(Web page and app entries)
□ □ □

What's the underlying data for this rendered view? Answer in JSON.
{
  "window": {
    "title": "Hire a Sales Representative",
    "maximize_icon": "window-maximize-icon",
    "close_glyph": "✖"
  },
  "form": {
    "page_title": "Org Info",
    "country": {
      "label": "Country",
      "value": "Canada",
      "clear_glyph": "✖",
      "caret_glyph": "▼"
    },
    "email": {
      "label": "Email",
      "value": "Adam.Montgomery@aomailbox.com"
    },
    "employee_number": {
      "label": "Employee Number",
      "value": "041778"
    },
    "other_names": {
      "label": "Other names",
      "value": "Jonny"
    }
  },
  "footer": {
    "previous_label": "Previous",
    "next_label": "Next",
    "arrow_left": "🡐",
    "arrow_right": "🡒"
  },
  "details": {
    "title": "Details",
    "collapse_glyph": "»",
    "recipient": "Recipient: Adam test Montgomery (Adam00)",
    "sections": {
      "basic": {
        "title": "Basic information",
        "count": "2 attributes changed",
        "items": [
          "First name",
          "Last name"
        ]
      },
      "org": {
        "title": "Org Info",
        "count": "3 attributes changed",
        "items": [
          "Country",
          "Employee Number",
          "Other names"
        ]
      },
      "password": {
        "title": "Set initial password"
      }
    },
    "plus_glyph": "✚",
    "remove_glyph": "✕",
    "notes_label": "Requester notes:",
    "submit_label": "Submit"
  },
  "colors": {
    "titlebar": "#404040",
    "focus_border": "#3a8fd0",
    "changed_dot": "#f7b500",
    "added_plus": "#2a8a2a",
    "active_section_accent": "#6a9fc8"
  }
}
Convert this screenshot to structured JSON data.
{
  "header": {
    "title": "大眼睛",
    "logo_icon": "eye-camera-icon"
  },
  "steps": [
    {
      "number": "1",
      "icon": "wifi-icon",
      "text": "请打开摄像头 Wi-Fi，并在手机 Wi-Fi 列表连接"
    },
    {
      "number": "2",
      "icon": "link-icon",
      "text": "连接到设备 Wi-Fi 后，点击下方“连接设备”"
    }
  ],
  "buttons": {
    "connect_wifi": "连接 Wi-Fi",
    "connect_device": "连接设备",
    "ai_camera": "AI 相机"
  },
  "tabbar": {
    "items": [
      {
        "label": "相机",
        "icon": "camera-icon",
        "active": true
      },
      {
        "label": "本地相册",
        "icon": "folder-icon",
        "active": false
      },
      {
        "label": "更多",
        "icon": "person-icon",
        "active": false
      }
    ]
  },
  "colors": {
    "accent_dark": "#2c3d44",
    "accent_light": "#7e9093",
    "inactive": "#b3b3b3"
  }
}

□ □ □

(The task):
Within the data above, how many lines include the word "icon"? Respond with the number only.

(Output of the exercise):
7